In the end, the meeting between Lincoln and black leaders merely fed into existing divisions of African Americans in Washington, D.C. Kate Masur writes:
African Americans’ reaction was neither simple nor unified. Two days after the meeting, Edward Thomas, the chairman of the delegation, informed Lincoln that he had changed his mind and that he was interested in pursuing emigration to Chiriquí. As plans for a government-sponsored voyage got under way, one of Frederick Douglass’s sons sought to join the expedition. Hundreds of African-Americans from the Washington area volunteered to go, hoping to rebuild their lives far outside the ambit of slaveowners and the United States government. Many sold their belongings and moved out of their homes in preparation for the trip.

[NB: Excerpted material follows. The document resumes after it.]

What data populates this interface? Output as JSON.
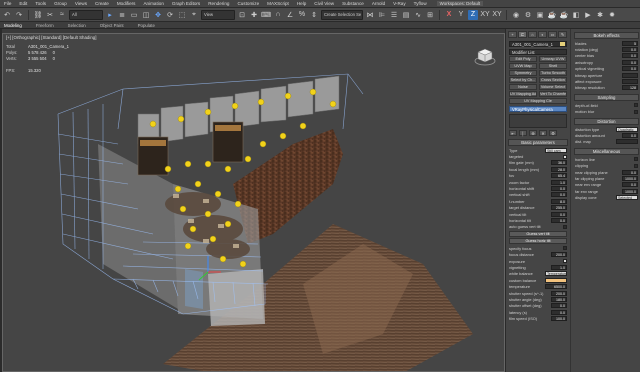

Both Kate Masur and Rick Beard finish by noting that in the sometimes acrimonious debate about colonization was essentially for nothing. The whole enterprise proved to be impractical for a variety of reasons, and African Americans with only a few exceptions were left by default to carve out a future for themselves in the United States. Masur adds, “But it is well to remember, also, how many white Americans rejected the idea of a multiracial nation and how many black Americans, recognizing the implications of that rejection, took steps to build their lives elsewhere.”